| Task directions |
Each entry below must be written out exactly, with pictures left out.

App and web page records:
_ _ _ _ _

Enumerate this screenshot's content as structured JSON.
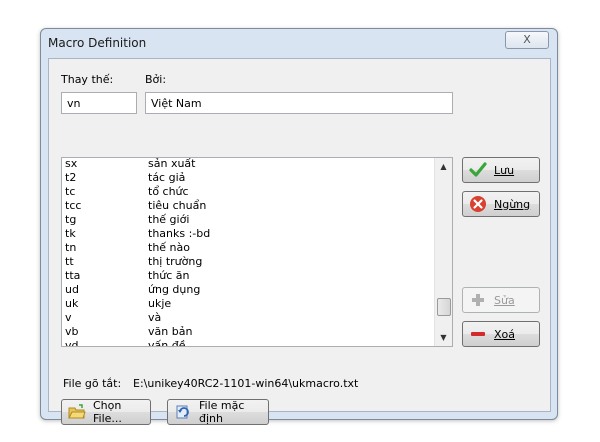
{
  "window": {
    "title": "Macro Definition",
    "close_label": "X"
  },
  "form": {
    "replace_label": "Thay thế:",
    "by_label": "Bởi:",
    "replace_value": "vn",
    "by_value": "Việt Nam"
  },
  "macros": [
    {
      "key": "sx",
      "value": "sản xuất"
    },
    {
      "key": "t2",
      "value": "tác giả"
    },
    {
      "key": "tc",
      "value": "tổ chức"
    },
    {
      "key": "tcc",
      "value": "tiêu chuẩn"
    },
    {
      "key": "tg",
      "value": "thế giới"
    },
    {
      "key": "tk",
      "value": "thanks :-bd"
    },
    {
      "key": "tn",
      "value": "thế nào"
    },
    {
      "key": "tt",
      "value": "thị trường"
    },
    {
      "key": "tta",
      "value": "thức ăn"
    },
    {
      "key": "ud",
      "value": "ứng dụng"
    },
    {
      "key": "uk",
      "value": "ukje"
    },
    {
      "key": "v",
      "value": "và"
    },
    {
      "key": "vb",
      "value": "văn bản"
    },
    {
      "key": "vd",
      "value": "vấn đề"
    }
  ],
  "buttons": {
    "save": "Lưu",
    "cancel": "Ngừng",
    "edit": "Sửa",
    "delete": "Xoá",
    "choose_file": "Chọn File...",
    "default_file": "File mặc định"
  },
  "file": {
    "label": "File gõ tắt:",
    "path": "E:\\unikey40RC2-1101-win64\\ukmacro.txt"
  },
  "colors": {
    "save_icon": "#3aa53a",
    "cancel_icon": "#d9402f",
    "delete_icon": "#d32b2b",
    "edit_icon_disabled": "#b0b0b0"
  }
}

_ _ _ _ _

| Response to the exercise |
Enumerate this screenshot's content as structured JSON.
{
  "window": {
    "title": "Macro Definition",
    "close_label": "X"
  },
  "form": {
    "replace_label": "Thay thế:",
    "by_label": "Bởi:",
    "replace_value": "vn",
    "by_value": "Việt Nam"
  },
  "macros": [
    {
      "key": "sx",
      "value": "sản xuất"
    },
    {
      "key": "t2",
      "value": "tác giả"
    },
    {
      "key": "tc",
      "value": "tổ chức"
    },
    {
      "key": "tcc",
      "value": "tiêu chuẩn"
    },
    {
      "key": "tg",
      "value": "thế giới"
    },
    {
      "key": "tk",
      "value": "thanks :-bd"
    },
    {
      "key": "tn",
      "value": "thế nào"
    },
    {
      "key": "tt",
      "value": "thị trường"
    },
    {
      "key": "tta",
      "value": "thức ăn"
    },
    {
      "key": "ud",
      "value": "ứng dụng"
    },
    {
      "key": "uk",
      "value": "ukje"
    },
    {
      "key": "v",
      "value": "và"
    },
    {
      "key": "vb",
      "value": "văn bản"
    },
    {
      "key": "vd",
      "value": "vấn đề"
    }
  ],
  "buttons": {
    "save": "Lưu",
    "cancel": "Ngừng",
    "edit": "Sửa",
    "delete": "Xoá",
    "choose_file": "Chọn File...",
    "default_file": "File mặc định"
  },
  "file": {
    "label": "File gõ tắt:",
    "path": "E:\\unikey40RC2-1101-win64\\ukmacro.txt"
  },
  "colors": {
    "save_icon": "#3aa53a",
    "cancel_icon": "#d9402f",
    "delete_icon": "#d32b2b",
    "edit_icon_disabled": "#b0b0b0"
  }
}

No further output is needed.